Let’s look at the Government’s massive infrastructure programme for Bangkok’s public transport system of upcoming connections (refer to the map on the left). ‘TRAIN EFFECT’
A simple glance at the “pipeline” of upcoming Mass Transit Routes immediately highlights the potential opportunities for speculators, investors and developers. The planned routes are extensive and ambitious connecting areas north, south, east and west to Bangkok’s central business district. This infrastructure boom is gradually having a trickledown effect, positively affecting neighbourhoods which were once viewed as backwater or secondtier residential areas.

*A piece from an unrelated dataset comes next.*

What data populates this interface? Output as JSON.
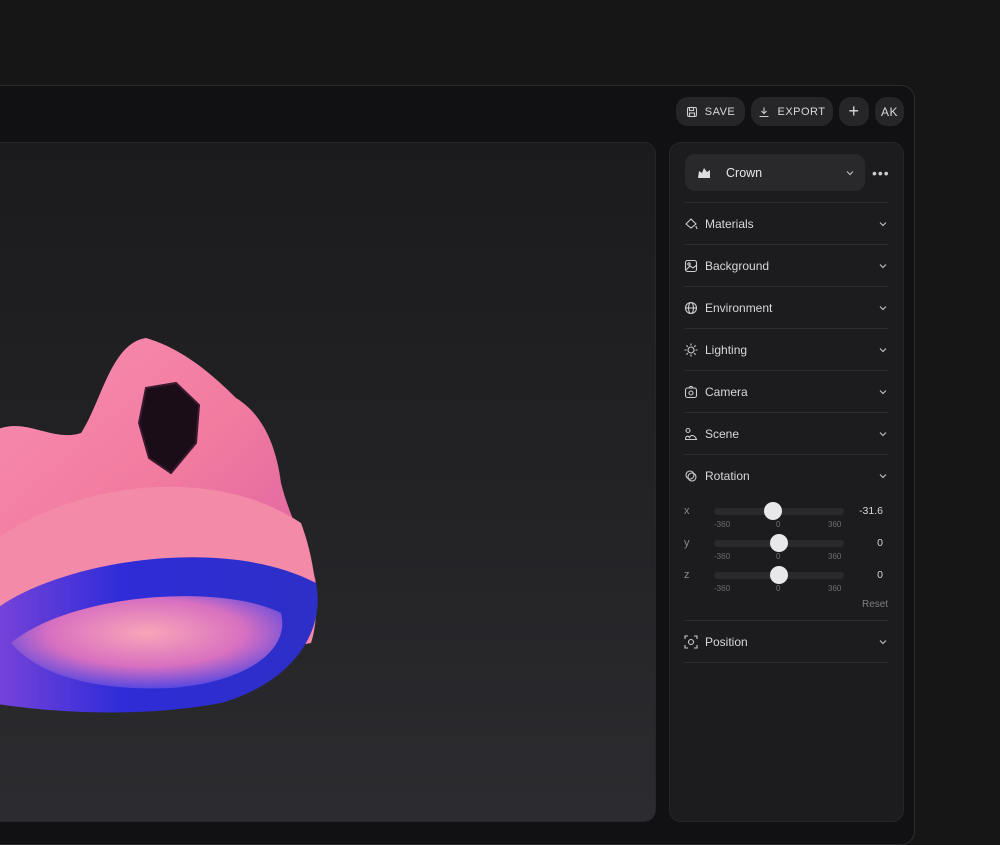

However with the development of new transit lines, this could potentially fuel a boom in Bangkok’s local economy as local residents can now travel to work or to places of leisure more conveniently and rapidly.
Residential property has always been a medium to long term asset class, where investors are advised to “sit and hold”. Bangkok is a city in a unique stage of its urban development where such a strategy could pay off massively. While Thailand and regional economies are currently suffering from slowing and shaky global slowdown, the macro-economic fundamentals of Bangkok are positive!
Thailand is incredibly resilient and massive urban projects such as these Mass Rapid Transit Links are the ambitious evidence that Bangkok is actively investing into positioning itself as a leading Southeast Asian business hub. Regional and national projects such as these are a clear message to the local and international business community that the country is prepared to invest in its medium to long term future.